The forward-looking thinking and dedication of the staff at NCMC have not gone unnoticed, as the department was recently selected as the winner of the annual Best Department Achievement Awards by Advance for Managers of Respiratory Care. The expertise and knowledge of the department have also earned them the state Sputum Bowl title and a seat in the International Sputum Bowl held in December 2005.

The next step in the progression of the respiratory therapy department at NCMC is the implementation of a rapid response team: “a team that rapidly assesses a patient when a nurse notes a deterioration in vital signs, saturation, or mental status and automatically and rapidly comes to assess the patient to figure out what is going on,” as Schwartz puts it. The configuration will have an RT and a critical care nurse and will provide another role for the respiratory care practitioner at NCMC. The department also anticipates further researching the effectiveness of levalbuterol and the cost savings involved with the use of this therapy.

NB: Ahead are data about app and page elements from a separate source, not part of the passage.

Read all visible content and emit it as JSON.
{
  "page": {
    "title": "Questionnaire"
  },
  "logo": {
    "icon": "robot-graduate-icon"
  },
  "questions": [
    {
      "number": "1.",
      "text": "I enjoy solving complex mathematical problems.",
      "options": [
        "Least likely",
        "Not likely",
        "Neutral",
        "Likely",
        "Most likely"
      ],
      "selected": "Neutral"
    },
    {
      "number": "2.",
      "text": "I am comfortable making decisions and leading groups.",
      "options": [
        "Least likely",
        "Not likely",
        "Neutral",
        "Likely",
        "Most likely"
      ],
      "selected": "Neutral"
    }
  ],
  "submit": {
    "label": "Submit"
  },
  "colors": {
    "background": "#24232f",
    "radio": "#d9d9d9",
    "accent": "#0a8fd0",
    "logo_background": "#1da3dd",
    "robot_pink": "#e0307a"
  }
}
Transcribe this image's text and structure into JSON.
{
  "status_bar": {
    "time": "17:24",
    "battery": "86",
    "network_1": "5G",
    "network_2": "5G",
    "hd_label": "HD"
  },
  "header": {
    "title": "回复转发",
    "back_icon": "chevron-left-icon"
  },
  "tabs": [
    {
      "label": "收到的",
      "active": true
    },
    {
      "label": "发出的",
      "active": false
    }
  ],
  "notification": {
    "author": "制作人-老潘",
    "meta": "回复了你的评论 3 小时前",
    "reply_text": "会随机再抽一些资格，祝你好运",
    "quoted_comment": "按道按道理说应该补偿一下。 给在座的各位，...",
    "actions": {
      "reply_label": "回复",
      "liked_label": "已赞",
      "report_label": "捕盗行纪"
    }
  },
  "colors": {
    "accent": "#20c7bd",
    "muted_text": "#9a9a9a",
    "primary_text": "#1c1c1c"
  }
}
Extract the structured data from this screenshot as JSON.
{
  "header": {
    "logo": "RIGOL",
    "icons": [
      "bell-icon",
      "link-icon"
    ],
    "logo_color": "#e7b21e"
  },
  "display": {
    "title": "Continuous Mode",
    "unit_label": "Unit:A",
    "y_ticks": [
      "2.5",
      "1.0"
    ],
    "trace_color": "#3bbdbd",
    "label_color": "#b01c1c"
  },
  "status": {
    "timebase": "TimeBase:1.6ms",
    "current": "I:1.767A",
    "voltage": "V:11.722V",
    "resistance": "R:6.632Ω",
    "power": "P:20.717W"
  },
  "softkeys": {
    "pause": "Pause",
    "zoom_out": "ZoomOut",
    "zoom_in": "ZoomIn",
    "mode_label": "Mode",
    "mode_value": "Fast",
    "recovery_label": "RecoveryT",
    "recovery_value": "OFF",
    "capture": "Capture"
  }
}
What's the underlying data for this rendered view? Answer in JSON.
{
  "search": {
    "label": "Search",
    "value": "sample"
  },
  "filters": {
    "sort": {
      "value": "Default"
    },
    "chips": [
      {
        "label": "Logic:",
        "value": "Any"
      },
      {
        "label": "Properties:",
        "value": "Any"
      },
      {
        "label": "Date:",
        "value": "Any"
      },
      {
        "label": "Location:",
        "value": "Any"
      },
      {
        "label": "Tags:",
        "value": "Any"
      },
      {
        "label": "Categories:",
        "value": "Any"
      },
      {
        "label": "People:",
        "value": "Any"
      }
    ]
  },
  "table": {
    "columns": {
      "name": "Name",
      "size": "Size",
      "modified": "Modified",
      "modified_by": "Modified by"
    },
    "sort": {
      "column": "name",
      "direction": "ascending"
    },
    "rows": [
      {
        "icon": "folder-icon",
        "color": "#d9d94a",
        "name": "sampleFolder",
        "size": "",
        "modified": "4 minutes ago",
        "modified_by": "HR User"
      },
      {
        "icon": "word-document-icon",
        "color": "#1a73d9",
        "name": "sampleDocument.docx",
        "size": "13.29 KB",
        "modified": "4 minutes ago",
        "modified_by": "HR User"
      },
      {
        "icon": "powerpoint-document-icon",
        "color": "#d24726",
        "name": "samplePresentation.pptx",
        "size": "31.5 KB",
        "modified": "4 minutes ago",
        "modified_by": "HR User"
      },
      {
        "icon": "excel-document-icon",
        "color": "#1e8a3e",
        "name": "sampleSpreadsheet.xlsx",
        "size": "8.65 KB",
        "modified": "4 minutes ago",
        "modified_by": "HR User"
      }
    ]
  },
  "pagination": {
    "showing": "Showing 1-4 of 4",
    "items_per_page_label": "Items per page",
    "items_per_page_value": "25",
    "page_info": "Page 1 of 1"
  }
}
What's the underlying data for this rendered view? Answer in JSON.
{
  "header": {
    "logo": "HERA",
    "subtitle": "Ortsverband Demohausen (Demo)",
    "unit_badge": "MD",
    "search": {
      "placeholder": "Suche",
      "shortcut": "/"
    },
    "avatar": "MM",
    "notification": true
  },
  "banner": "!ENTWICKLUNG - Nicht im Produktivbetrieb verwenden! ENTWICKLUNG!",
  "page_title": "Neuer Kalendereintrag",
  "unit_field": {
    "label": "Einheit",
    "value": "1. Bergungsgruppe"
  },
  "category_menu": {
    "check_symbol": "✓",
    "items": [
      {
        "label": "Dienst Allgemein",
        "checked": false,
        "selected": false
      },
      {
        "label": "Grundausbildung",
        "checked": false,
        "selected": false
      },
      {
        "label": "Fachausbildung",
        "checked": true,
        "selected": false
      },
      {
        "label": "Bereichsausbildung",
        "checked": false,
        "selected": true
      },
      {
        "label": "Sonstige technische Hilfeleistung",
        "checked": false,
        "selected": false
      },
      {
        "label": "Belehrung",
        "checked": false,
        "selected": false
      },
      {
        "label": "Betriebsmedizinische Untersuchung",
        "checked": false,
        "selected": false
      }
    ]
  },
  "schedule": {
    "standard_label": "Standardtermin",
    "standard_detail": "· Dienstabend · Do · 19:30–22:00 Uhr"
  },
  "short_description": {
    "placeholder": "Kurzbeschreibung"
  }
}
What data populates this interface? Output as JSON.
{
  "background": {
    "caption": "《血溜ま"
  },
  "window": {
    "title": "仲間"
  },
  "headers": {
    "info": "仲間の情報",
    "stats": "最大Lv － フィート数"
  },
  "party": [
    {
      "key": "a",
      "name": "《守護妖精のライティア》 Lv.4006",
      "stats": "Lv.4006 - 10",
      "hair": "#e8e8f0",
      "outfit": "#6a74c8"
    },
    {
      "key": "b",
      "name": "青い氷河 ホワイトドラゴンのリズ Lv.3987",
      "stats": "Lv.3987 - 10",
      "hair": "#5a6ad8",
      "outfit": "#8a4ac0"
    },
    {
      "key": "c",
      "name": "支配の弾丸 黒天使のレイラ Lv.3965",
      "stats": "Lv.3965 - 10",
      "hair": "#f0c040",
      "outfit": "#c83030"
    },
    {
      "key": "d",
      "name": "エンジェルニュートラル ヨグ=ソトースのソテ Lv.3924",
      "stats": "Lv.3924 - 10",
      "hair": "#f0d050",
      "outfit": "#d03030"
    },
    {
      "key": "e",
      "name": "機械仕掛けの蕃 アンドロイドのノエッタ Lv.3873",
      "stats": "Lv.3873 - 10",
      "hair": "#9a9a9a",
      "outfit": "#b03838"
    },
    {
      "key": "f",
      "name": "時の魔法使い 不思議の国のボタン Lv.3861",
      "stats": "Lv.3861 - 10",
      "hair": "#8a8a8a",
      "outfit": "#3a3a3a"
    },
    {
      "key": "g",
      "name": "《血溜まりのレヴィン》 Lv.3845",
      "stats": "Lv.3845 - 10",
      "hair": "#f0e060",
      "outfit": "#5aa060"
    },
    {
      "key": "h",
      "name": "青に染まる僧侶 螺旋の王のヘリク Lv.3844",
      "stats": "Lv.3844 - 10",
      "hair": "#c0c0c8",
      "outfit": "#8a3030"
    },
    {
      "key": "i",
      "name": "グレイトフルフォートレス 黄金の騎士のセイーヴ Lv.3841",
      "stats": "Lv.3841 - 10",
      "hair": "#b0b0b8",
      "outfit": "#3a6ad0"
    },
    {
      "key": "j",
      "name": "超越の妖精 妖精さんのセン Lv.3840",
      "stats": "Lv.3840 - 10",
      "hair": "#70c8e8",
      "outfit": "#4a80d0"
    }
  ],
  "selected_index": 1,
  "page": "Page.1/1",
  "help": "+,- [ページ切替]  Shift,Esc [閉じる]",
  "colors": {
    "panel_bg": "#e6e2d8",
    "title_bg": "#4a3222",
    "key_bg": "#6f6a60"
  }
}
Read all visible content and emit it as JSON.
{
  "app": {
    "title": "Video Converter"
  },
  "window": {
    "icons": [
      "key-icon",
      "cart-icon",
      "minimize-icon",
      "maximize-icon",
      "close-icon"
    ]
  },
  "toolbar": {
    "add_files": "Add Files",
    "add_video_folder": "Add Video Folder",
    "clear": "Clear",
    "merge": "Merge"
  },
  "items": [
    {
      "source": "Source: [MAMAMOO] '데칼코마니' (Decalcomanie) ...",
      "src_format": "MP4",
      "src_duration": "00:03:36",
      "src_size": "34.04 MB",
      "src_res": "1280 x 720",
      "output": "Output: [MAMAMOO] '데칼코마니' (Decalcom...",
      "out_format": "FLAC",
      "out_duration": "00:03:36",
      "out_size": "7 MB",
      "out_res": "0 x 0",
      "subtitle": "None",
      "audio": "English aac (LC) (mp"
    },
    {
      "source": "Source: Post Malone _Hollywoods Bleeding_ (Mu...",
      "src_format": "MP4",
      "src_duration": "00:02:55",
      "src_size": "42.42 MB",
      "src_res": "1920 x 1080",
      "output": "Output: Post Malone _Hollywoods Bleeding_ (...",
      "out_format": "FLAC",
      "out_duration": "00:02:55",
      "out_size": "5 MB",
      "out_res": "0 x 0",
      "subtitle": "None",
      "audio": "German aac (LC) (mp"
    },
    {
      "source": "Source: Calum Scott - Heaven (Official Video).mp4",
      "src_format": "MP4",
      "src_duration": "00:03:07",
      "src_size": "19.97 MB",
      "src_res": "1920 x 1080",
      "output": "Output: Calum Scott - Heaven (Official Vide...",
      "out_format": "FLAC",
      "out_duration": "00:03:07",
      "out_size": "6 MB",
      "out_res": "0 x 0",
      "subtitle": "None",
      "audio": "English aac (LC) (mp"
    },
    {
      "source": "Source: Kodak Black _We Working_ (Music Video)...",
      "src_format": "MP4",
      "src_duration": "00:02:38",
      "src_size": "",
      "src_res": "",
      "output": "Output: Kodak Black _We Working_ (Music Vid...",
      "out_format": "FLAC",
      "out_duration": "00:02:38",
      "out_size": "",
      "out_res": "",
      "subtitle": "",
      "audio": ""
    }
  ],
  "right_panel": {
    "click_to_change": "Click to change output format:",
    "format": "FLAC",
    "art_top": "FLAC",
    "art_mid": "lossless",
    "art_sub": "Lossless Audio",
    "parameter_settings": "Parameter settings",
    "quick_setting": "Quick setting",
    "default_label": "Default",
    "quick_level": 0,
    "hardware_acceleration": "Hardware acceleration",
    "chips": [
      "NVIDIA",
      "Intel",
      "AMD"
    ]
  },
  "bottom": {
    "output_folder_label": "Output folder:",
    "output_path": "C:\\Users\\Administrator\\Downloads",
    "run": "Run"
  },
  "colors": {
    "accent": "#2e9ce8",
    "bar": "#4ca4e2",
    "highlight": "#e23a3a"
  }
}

Underlying all the accomplishments of NCMC is strong, forward-looking leadership and a staff of respiratory care practitioners with a fair bit of autonomy who are willing to walk with their leaders toward the goal of providing superior respiratory care. “Respiratory therapy is a noble profession,” says Amend, “and we value that part of the whole health care delivery team at NCMC; it is a neat tradition here and every day its mission—to take good care of respiratory patients—is fulfilled.”

Franklin A. Holman is associate editor for RT.